8. Atlas Shrugged, Ayn Rand's philosophical fiction caricaturing fascism, socialism, communism, and any state intervention in society, as allowing unproductive people to siphon off the hard-earned wealth of the productive, deserves a place for throwing up a totally different perspective on industrialists and their value to the society. Rand put forth the view that the outcome of any individual's life is purely a function of their ability and that any individual could overcome adverse circumstances, given ability and intelligence. And the book effectively advocates the author's philosophy of ethical egoism or rational selfishness, whereby all of the principal virtues and vices of a person are the manifestations of the person's basic tool for survival. The virtues such as productivity, independence, integrity, honesty, justice, pride are all applications of the basic virtue, rationality enriching the life of reason, purpose, and self-esteem.
9. The holder of the Guinness World Records for the title of best-selling fiction writer of all time, having sold over two billion copies, Agatha Christie can not be ignored from any list of lady writers. Again, it is difficult to pick one from her books, hence I would go with the author and recommend And Then There Were None described by her as the most difficult of her books to write. It is the best selling crime novel of all time, the one that gives her the record of the best selling novelist.
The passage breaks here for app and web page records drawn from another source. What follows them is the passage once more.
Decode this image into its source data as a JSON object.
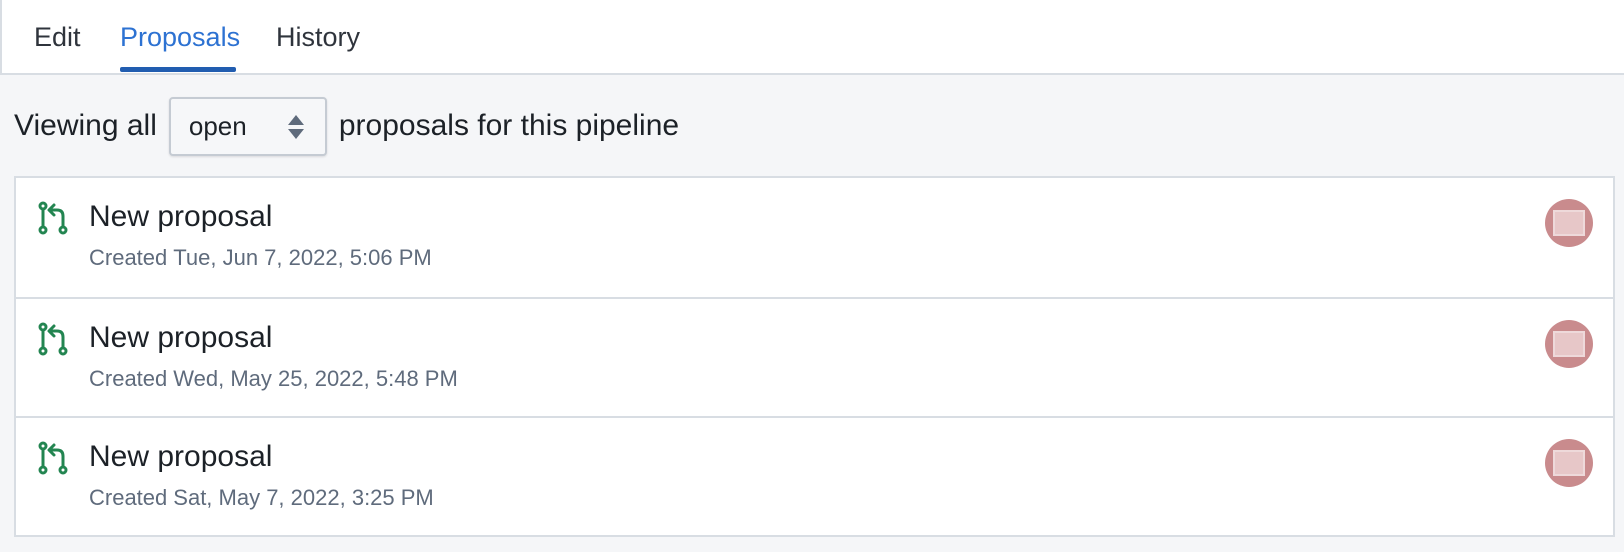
{
  "tabs": {
    "edit": "Edit",
    "proposals": "Proposals",
    "history": "History"
  },
  "filter": {
    "prefix": "Viewing all",
    "selected": "open",
    "suffix": "proposals for this pipeline"
  },
  "proposals": [
    {
      "title": "New proposal",
      "created_label": "Created",
      "created": "Tue, Jun 7, 2022, 5:06 PM"
    },
    {
      "title": "New proposal",
      "created_label": "Created",
      "created": "Wed, May 25, 2022, 5:48 PM"
    },
    {
      "title": "New proposal",
      "created_label": "Created",
      "created": "Sat, May 7, 2022, 3:25 PM"
    }
  ],
  "colors": {
    "accent": "#2d72d2",
    "merge_icon": "#238551",
    "avatar": "#c98b8d"
  },
  "icons": {
    "row": "git-pull-icon",
    "select": "double-caret-vertical-icon"
  }
}
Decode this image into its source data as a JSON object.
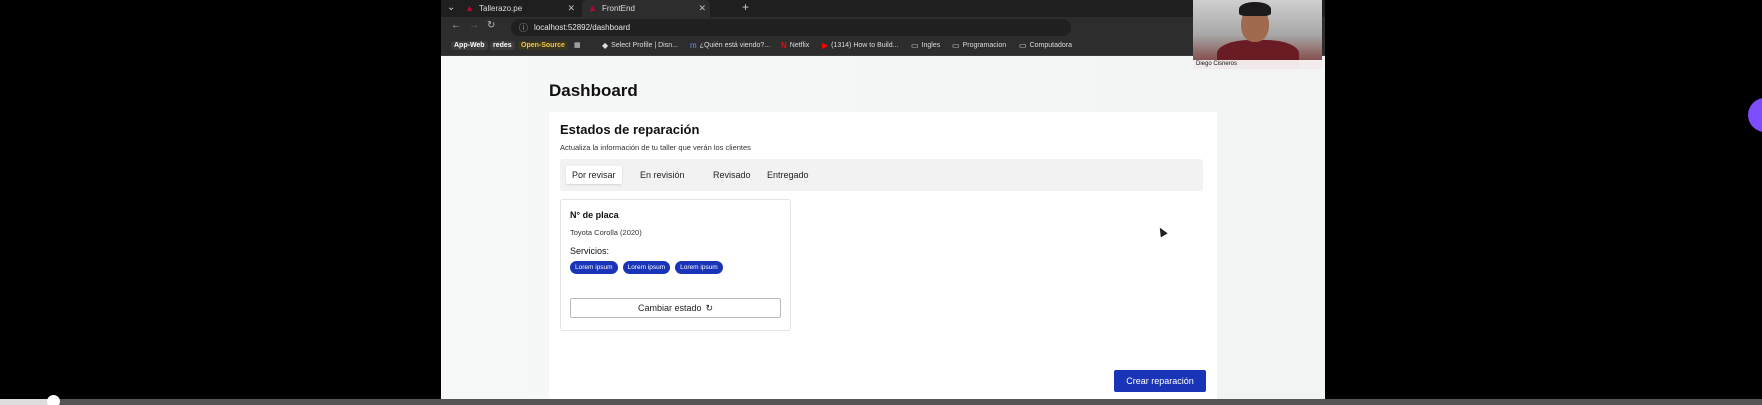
{
  "browser": {
    "tabs": [
      {
        "title": "Tallerazo.pe",
        "active": false
      },
      {
        "title": "FrontEnd",
        "active": true
      }
    ],
    "url": "localhost:52892/dashboard",
    "bookmarks": [
      {
        "label": "App-Web",
        "kind": "pill"
      },
      {
        "label": "redes",
        "kind": "pill"
      },
      {
        "label": "Open-Source",
        "kind": "pill-os"
      },
      {
        "label": "Select Profile | Disn...",
        "kind": "link"
      },
      {
        "label": "¿Quién está viendo?...",
        "kind": "link"
      },
      {
        "label": "Netflix",
        "kind": "link"
      },
      {
        "label": "(1314) How to Build...",
        "kind": "link"
      },
      {
        "label": "Ingles",
        "kind": "folder"
      },
      {
        "label": "Programacion",
        "kind": "folder"
      },
      {
        "label": "Computadora",
        "kind": "folder"
      }
    ]
  },
  "page": {
    "title": "Dashboard",
    "panel": {
      "title": "Estados de reparación",
      "subtitle": "Actualiza la información de tu taller que verán los clientes",
      "tabs": [
        {
          "label": "Por revisar",
          "active": true
        },
        {
          "label": "En revisión",
          "active": false
        },
        {
          "label": "Revisado",
          "active": false
        },
        {
          "label": "Entregado",
          "active": false
        }
      ],
      "card": {
        "title": "N° de placa",
        "car": "Toyota Corolla (2020)",
        "services_label": "Servicios:",
        "services": [
          "Lorem ipsum",
          "Lorem ipsum",
          "Lorem ipsum"
        ],
        "button": "Cambiar estado"
      },
      "create_button": "Crear reparación"
    }
  },
  "webcam": {
    "name": "Diego Cisneros"
  },
  "video": {
    "progress": 0.03
  },
  "colors": {
    "accent": "#1a34b8",
    "side_button": "#7c4dff"
  }
}
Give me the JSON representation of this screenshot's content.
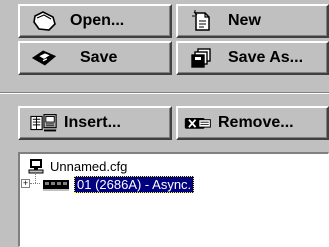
{
  "buttons": {
    "open": "Open...",
    "new": "New",
    "save": "Save",
    "save_as": "Save As...",
    "insert": "Insert...",
    "remove": "Remove..."
  },
  "tree": {
    "root": "Unnamed.cfg",
    "child": "01 (2686A) - Async."
  },
  "colors": {
    "face": "#c0c0c0",
    "selection": "#000080"
  }
}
With more than 100 million copies sold; it is also the world's best-selling mystery and one of the best-selling books of all time.
10. Baroness Emma Orczy's smooth reading, romantic, suspense thriller Scarlet Pimpernel has been included a personal feel-good favorite. Nevertheless, Orczy's portrayal of a daring hero who cultivates a secret identity disguised by a meek or ineffectual manner proved enduring and had been reenacted by several later heroes Zorro, the Shadow, the Spiderman, the Phantom, Superman, and Batman
11. I have read Svetlana Alexievich long before her Nobel Prize. In her books, she uses interviews to create a collage of a wide range of voices. With her "documentary novels", she lightens the boundary between reporting and fiction. She may not be as talented and as creative compared to the other ladies on this list. But her real-life stories of ordinary men and women who endured one of the most gruesome tragedies resulting from an Engineering failure in mankind's history is a must-read for all of us living under the increased threats from technological disasters. We may not have known about the sacrifices of those brave young men, Telyatnikov, Kibenok, Pravik, Ignatenko, Khodemchuk... Vladimir Pavlovich Pravik died a few days before his 24th birthday in 1986. His remains rest in a sealed zinc coffin in a cemetery in Moscow because it is more dangerous than a COVID19 coffin. He posthumously received the medals of the Order of Lenin and Hero of the Soviet Union. But it is said that he preferred to live and he fought hard to stay alive.
Lt. Vladimir Pravik was the duty chief of the firemen on that April night when catastrophe struck the fourth unit of the Chernobyl Atomic Power Station. He was at the forefront of his team to battle with fire and carried on as long as consciousness permitted. He received a massive dose of radiation, yet lived on for sixteen days. Only his mother was allowed to be with him in quarantine. He was in immense pain, 'nuclear' pain - atrocious, unbearable, and ruthless, bringing frequent fits of shock and unconsciousness. Lt. Pravik stoically endured the pain and would have won the battle for life had his skin not been killed in its full depth. He died one night, leaving his wife and a daughter, just a month old. He also left a final letter for them, apologizing for not doing his bit in raising his little one.
There it goes, the list of ladies, as promised. And I am sure these great writers will open before you a world as colorful, as diverse, as cruel, as compassionate as the ones you have witnessed in the books on the earlier list.